[Excerpts from an interface dataset]
↓

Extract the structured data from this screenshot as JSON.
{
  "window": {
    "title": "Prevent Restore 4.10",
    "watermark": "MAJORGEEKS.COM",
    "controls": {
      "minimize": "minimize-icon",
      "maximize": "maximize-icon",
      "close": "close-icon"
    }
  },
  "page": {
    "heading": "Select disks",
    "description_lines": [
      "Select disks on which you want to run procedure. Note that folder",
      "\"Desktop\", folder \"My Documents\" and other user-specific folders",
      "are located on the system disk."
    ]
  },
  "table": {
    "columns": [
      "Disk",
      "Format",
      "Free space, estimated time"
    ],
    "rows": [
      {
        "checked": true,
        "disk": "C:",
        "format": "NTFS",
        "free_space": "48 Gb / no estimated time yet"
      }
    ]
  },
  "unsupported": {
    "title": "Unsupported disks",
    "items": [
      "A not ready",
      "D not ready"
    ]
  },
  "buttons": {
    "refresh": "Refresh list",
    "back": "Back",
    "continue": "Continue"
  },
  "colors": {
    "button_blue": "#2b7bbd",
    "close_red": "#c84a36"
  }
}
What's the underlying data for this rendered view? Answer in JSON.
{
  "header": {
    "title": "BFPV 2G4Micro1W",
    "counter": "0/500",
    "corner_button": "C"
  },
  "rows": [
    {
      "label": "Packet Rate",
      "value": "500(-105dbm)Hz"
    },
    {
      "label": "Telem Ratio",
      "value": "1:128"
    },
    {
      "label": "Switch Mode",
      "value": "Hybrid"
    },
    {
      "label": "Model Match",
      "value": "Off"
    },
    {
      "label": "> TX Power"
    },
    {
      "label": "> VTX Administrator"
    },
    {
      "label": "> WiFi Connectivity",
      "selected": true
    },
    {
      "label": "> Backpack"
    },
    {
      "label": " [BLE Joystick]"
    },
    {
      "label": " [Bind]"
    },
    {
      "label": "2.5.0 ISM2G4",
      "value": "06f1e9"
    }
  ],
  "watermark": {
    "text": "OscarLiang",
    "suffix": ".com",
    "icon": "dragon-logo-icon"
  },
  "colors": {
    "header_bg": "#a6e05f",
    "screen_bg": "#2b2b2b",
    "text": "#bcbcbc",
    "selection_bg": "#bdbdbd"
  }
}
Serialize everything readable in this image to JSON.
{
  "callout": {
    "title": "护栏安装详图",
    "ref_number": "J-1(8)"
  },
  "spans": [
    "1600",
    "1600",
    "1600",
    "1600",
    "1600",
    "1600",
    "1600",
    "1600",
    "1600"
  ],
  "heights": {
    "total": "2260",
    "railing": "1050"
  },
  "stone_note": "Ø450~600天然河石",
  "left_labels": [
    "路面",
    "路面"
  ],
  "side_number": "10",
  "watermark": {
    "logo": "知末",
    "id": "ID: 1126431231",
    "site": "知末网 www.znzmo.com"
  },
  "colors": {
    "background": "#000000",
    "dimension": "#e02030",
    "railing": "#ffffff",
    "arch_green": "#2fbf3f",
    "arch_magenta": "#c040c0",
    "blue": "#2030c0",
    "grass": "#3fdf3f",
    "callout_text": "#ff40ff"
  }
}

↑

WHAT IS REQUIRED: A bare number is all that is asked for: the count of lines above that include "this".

TASK OUTPUT: 3